PROBLEM DESCRIPTION -> An identical copy of every entry below is the required output.
*** Opening RECORDS FOR THE EXERCISE ***
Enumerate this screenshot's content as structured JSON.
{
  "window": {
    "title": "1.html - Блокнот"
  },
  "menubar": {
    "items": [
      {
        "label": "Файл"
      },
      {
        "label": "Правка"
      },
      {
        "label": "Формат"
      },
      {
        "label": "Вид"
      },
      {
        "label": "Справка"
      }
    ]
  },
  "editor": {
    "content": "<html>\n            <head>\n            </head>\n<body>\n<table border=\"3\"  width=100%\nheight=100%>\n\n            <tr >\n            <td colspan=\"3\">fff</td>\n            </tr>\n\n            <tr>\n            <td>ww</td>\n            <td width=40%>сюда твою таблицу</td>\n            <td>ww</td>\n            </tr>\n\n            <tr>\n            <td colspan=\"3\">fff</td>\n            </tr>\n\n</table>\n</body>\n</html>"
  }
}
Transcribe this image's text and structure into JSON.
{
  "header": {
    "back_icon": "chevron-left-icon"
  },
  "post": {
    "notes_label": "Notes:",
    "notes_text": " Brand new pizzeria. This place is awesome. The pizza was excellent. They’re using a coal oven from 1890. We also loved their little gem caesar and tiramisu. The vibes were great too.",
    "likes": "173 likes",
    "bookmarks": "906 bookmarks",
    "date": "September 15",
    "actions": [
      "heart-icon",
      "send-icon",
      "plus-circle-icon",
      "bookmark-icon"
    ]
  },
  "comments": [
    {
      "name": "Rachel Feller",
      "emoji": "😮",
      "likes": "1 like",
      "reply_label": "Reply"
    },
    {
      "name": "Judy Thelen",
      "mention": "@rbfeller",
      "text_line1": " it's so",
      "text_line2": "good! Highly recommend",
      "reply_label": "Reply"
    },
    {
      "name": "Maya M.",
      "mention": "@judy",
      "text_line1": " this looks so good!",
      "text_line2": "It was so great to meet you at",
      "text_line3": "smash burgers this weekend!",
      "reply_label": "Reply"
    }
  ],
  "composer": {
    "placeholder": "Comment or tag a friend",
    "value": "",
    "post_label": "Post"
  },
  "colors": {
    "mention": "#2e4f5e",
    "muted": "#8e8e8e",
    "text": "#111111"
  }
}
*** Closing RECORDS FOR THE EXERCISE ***
RESPONSE ->
Enumerate this screenshot's content as structured JSON.
{
  "window": {
    "title": "1.html - Блокнот"
  },
  "menubar": {
    "items": [
      {
        "label": "Файл"
      },
      {
        "label": "Правка"
      },
      {
        "label": "Формат"
      },
      {
        "label": "Вид"
      },
      {
        "label": "Справка"
      }
    ]
  },
  "editor": {
    "content": "<html>\n            <head>\n            </head>\n<body>\n<table border=\"3\"  width=100%\nheight=100%>\n\n            <tr >\n            <td colspan=\"3\">fff</td>\n            </tr>\n\n            <tr>\n            <td>ww</td>\n            <td width=40%>сюда твою таблицу</td>\n            <td>ww</td>\n            </tr>\n\n            <tr>\n            <td colspan=\"3\">fff</td>\n            </tr>\n\n</table>\n</body>\n</html>"
  }
}
Transcribe this image's text and structure into JSON.
{
  "header": {
    "back_icon": "chevron-left-icon"
  },
  "post": {
    "notes_label": "Notes:",
    "notes_text": " Brand new pizzeria. This place is awesome. The pizza was excellent. They’re using a coal oven from 1890. We also loved their little gem caesar and tiramisu. The vibes were great too.",
    "likes": "173 likes",
    "bookmarks": "906 bookmarks",
    "date": "September 15",
    "actions": [
      "heart-icon",
      "send-icon",
      "plus-circle-icon",
      "bookmark-icon"
    ]
  },
  "comments": [
    {
      "name": "Rachel Feller",
      "emoji": "😮",
      "likes": "1 like",
      "reply_label": "Reply"
    },
    {
      "name": "Judy Thelen",
      "mention": "@rbfeller",
      "text_line1": " it's so",
      "text_line2": "good! Highly recommend",
      "reply_label": "Reply"
    },
    {
      "name": "Maya M.",
      "mention": "@judy",
      "text_line1": " this looks so good!",
      "text_line2": "It was so great to meet you at",
      "text_line3": "smash burgers this weekend!",
      "reply_label": "Reply"
    }
  ],
  "composer": {
    "placeholder": "Comment or tag a friend",
    "value": "",
    "post_label": "Post"
  },
  "colors": {
    "mention": "#2e4f5e",
    "muted": "#8e8e8e",
    "text": "#111111"
  }
}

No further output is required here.